Dataset rows for apps and sites:
════════

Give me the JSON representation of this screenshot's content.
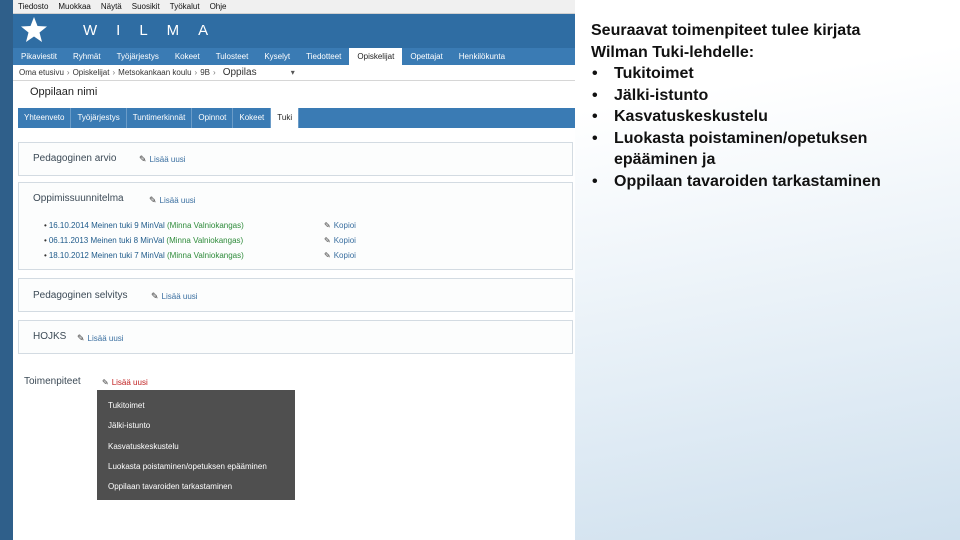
{
  "app": {
    "menubar": [
      "Tiedosto",
      "Muokkaa",
      "Näytä",
      "Suosikit",
      "Työkalut",
      "Ohje"
    ],
    "brand": "WILMA",
    "nav_tabs": [
      {
        "label": "Pikaviestit",
        "active": false
      },
      {
        "label": "Ryhmät",
        "active": false
      },
      {
        "label": "Työjärjestys",
        "active": false
      },
      {
        "label": "Kokeet",
        "active": false
      },
      {
        "label": "Tulosteet",
        "active": false
      },
      {
        "label": "Kyselyt",
        "active": false
      },
      {
        "label": "Tiedotteet",
        "active": false
      },
      {
        "label": "Opiskelijat",
        "active": true
      },
      {
        "label": "Opettajat",
        "active": false
      },
      {
        "label": "Henkilökunta",
        "active": false
      }
    ],
    "breadcrumb": [
      "Oma etusivu",
      "Opiskelijat",
      "Metsokankaan koulu",
      "9B"
    ],
    "student_select": "Oppilas",
    "student_name": "Oppilaan nimi",
    "sub_tabs": [
      {
        "label": "Yhteenveto",
        "active": false
      },
      {
        "label": "Työjärjestys",
        "active": false
      },
      {
        "label": "Tuntimerkinnät",
        "active": false
      },
      {
        "label": "Opinnot",
        "active": false
      },
      {
        "label": "Kokeet",
        "active": false
      },
      {
        "label": "Tuki",
        "active": true
      }
    ],
    "add_new": "Lisää uusi",
    "copy": "Kopioi",
    "sections": {
      "pedagogical_assessment": "Pedagoginen arvio",
      "learning_plan": "Oppimissuunnitelma",
      "pedagogical_statement": "Pedagoginen selvitys",
      "hojks": "HOJKS",
      "measures": "Toimenpiteet"
    },
    "plans": [
      {
        "date": "16.10.2014",
        "title": "Meinen tuki 9 MinVal",
        "who": "(Minna Valniokangas)"
      },
      {
        "date": "06.11.2013",
        "title": "Meinen tuki 8 MinVal",
        "who": "(Minna Valniokangas)"
      },
      {
        "date": "18.10.2012",
        "title": "Meinen tuki 7 MinVal",
        "who": "(Minna Valniokangas)"
      }
    ],
    "measure_options": [
      "Tukitoimet",
      "Jälki-istunto",
      "Kasvatuskeskustelu",
      "Luokasta poistaminen/opetuksen epääminen",
      "Oppilaan tavaroiden tarkastaminen"
    ]
  },
  "slide": {
    "intro_line1": "Seuraavat toimenpiteet tulee kirjata",
    "intro_line2": "Wilman Tuki-lehdelle:",
    "bullets": [
      "Tukitoimet",
      "Jälki-istunto",
      "Kasvatuskeskustelu",
      "Luokasta poistaminen/opetuksen epääminen ja",
      "Oppilaan tavaroiden tarkastaminen"
    ]
  },
  "colors": {
    "header_blue": "#2f6da3",
    "nav_blue": "#3a7bb4",
    "dropdown_gray": "#4f4f4f",
    "link_green": "#2e8b3a",
    "add_red": "#c02020"
  }
}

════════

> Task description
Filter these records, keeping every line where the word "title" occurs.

> Your solution
        "title": "Meinen tuki 9 MinVal",
        "title": "Meinen tuki 8 MinVal",
        "title": "Meinen tuki 7 MinVal",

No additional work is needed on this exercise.